• Work item:
Write out all of the entries below word for word.

• Source data:
* * *

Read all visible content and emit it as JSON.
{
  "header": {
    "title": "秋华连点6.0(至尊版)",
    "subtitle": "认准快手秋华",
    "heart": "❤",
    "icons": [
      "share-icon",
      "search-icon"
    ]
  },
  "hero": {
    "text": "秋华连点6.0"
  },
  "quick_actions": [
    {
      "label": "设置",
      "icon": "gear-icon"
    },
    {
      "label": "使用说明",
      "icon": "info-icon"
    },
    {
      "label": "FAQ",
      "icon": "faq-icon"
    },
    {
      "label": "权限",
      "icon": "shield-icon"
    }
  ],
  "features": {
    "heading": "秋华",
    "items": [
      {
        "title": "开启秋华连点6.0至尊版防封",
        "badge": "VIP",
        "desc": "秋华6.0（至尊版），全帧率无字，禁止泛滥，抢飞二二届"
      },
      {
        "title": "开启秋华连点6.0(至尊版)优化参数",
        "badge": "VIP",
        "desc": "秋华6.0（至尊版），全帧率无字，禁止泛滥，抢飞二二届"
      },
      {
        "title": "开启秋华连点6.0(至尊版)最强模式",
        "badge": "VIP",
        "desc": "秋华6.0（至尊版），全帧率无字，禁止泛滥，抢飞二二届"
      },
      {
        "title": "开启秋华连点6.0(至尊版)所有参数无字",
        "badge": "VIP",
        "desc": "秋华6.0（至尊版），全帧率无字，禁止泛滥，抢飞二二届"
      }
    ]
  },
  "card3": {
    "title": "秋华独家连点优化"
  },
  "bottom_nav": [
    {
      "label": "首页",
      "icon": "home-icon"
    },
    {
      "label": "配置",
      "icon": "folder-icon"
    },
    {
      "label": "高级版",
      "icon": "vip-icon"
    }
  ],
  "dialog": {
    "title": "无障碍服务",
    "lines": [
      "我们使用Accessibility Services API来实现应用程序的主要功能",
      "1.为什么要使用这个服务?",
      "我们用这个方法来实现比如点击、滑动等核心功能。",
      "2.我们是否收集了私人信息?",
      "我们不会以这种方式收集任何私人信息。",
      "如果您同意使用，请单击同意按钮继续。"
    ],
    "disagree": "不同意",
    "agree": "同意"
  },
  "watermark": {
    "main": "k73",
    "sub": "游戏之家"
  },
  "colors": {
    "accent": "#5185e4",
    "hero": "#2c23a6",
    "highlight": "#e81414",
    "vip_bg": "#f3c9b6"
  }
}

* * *

• Solution to this problem:
Read all visible content and emit it as JSON.
{
  "header": {
    "title": "秋华连点6.0(至尊版)",
    "subtitle": "认准快手秋华",
    "heart": "❤",
    "icons": [
      "share-icon",
      "search-icon"
    ]
  },
  "hero": {
    "text": "秋华连点6.0"
  },
  "quick_actions": [
    {
      "label": "设置",
      "icon": "gear-icon"
    },
    {
      "label": "使用说明",
      "icon": "info-icon"
    },
    {
      "label": "FAQ",
      "icon": "faq-icon"
    },
    {
      "label": "权限",
      "icon": "shield-icon"
    }
  ],
  "features": {
    "heading": "秋华",
    "items": [
      {
        "title": "开启秋华连点6.0至尊版防封",
        "badge": "VIP",
        "desc": "秋华6.0（至尊版），全帧率无字，禁止泛滥，抢飞二二届"
      },
      {
        "title": "开启秋华连点6.0(至尊版)优化参数",
        "badge": "VIP",
        "desc": "秋华6.0（至尊版），全帧率无字，禁止泛滥，抢飞二二届"
      },
      {
        "title": "开启秋华连点6.0(至尊版)最强模式",
        "badge": "VIP",
        "desc": "秋华6.0（至尊版），全帧率无字，禁止泛滥，抢飞二二届"
      },
      {
        "title": "开启秋华连点6.0(至尊版)所有参数无字",
        "badge": "VIP",
        "desc": "秋华6.0（至尊版），全帧率无字，禁止泛滥，抢飞二二届"
      }
    ]
  },
  "card3": {
    "title": "秋华独家连点优化"
  },
  "bottom_nav": [
    {
      "label": "首页",
      "icon": "home-icon"
    },
    {
      "label": "配置",
      "icon": "folder-icon"
    },
    {
      "label": "高级版",
      "icon": "vip-icon"
    }
  ],
  "dialog": {
    "title": "无障碍服务",
    "lines": [
      "我们使用Accessibility Services API来实现应用程序的主要功能",
      "1.为什么要使用这个服务?",
      "我们用这个方法来实现比如点击、滑动等核心功能。",
      "2.我们是否收集了私人信息?",
      "我们不会以这种方式收集任何私人信息。",
      "如果您同意使用，请单击同意按钮继续。"
    ],
    "disagree": "不同意",
    "agree": "同意"
  },
  "watermark": {
    "main": "k73",
    "sub": "游戏之家"
  },
  "colors": {
    "accent": "#5185e4",
    "hero": "#2c23a6",
    "highlight": "#e81414",
    "vip_bg": "#f3c9b6"
  }
}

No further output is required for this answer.